▸ **Problem description**: Your answer must be the listing repeated word for word, without its pictures.

▸ **Exercise input**:
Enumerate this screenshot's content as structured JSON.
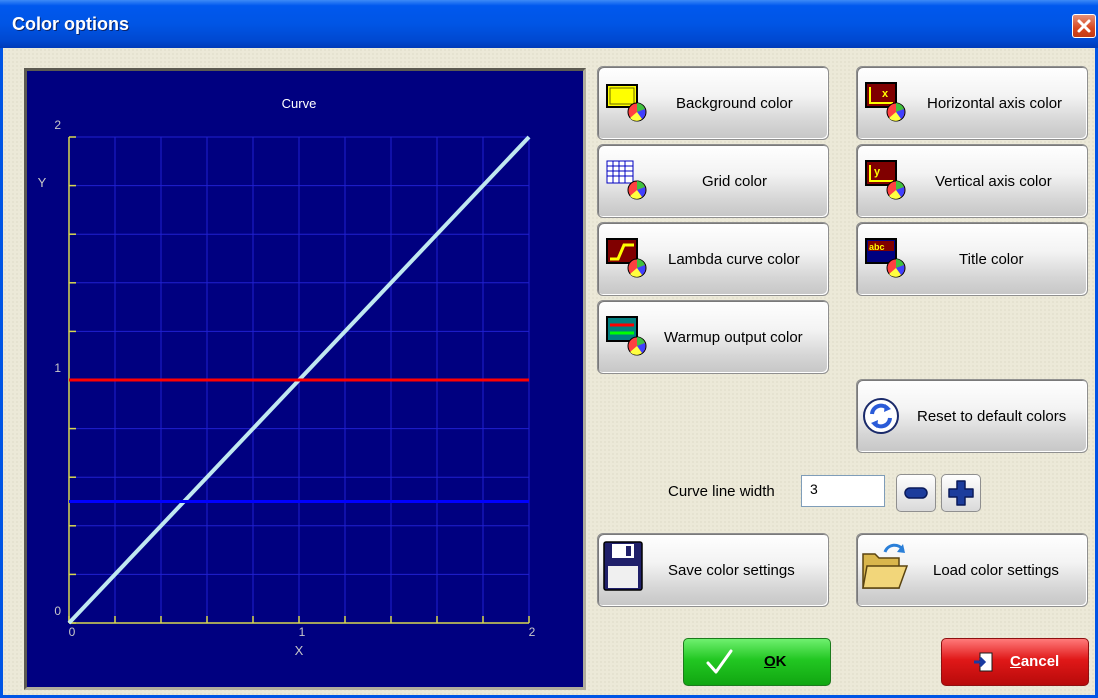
{
  "window": {
    "title": "Color options"
  },
  "plot": {
    "title": "Curve",
    "xlabel": "X",
    "ylabel": "Y",
    "x_ticks": [
      "0",
      "1",
      "2"
    ],
    "y_ticks": [
      "0",
      "1",
      "2"
    ]
  },
  "chart_data": {
    "type": "line",
    "title": "Curve",
    "xlabel": "X",
    "ylabel": "Y",
    "xlim": [
      0,
      2
    ],
    "ylim": [
      0,
      2
    ],
    "grid": true,
    "series": [
      {
        "x": [
          0,
          2
        ],
        "y": [
          0,
          2
        ],
        "color": "#c0e8f0"
      },
      {
        "x": [
          0,
          2
        ],
        "y": [
          1,
          1
        ],
        "color": "#ff0000"
      },
      {
        "x": [
          0,
          2
        ],
        "y": [
          0.5,
          0.5
        ],
        "color": "#0000ff"
      }
    ],
    "colors": {
      "background": "#000080",
      "grid": "#2020d0",
      "axis": "#d8d850"
    }
  },
  "buttons": {
    "background_color": "Background color",
    "grid_color": "Grid color",
    "lambda_curve_color": "Lambda curve color",
    "warmup_output_color": "Warmup output color",
    "horizontal_axis_color": "Horizontal axis color",
    "vertical_axis_color": "Vertical axis color",
    "title_color": "Title color",
    "reset_default_colors": "Reset to default colors",
    "save_color_settings": "Save color settings",
    "load_color_settings": "Load color settings",
    "ok_pre": "",
    "ok_u": "O",
    "ok_post": "K",
    "cancel_u": "C",
    "cancel_post": "ancel"
  },
  "curve_line_width": {
    "label": "Curve line width",
    "value": "3"
  }
}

▸ **Answer box**:
Enumerate this screenshot's content as structured JSON.
{
  "window": {
    "title": "Color options"
  },
  "plot": {
    "title": "Curve",
    "xlabel": "X",
    "ylabel": "Y",
    "x_ticks": [
      "0",
      "1",
      "2"
    ],
    "y_ticks": [
      "0",
      "1",
      "2"
    ]
  },
  "chart_data": {
    "type": "line",
    "title": "Curve",
    "xlabel": "X",
    "ylabel": "Y",
    "xlim": [
      0,
      2
    ],
    "ylim": [
      0,
      2
    ],
    "grid": true,
    "series": [
      {
        "x": [
          0,
          2
        ],
        "y": [
          0,
          2
        ],
        "color": "#c0e8f0"
      },
      {
        "x": [
          0,
          2
        ],
        "y": [
          1,
          1
        ],
        "color": "#ff0000"
      },
      {
        "x": [
          0,
          2
        ],
        "y": [
          0.5,
          0.5
        ],
        "color": "#0000ff"
      }
    ],
    "colors": {
      "background": "#000080",
      "grid": "#2020d0",
      "axis": "#d8d850"
    }
  },
  "buttons": {
    "background_color": "Background color",
    "grid_color": "Grid color",
    "lambda_curve_color": "Lambda curve color",
    "warmup_output_color": "Warmup output color",
    "horizontal_axis_color": "Horizontal axis color",
    "vertical_axis_color": "Vertical axis color",
    "title_color": "Title color",
    "reset_default_colors": "Reset to default colors",
    "save_color_settings": "Save color settings",
    "load_color_settings": "Load color settings",
    "ok_pre": "",
    "ok_u": "O",
    "ok_post": "K",
    "cancel_u": "C",
    "cancel_post": "ancel"
  },
  "curve_line_width": {
    "label": "Curve line width",
    "value": "3"
  }
}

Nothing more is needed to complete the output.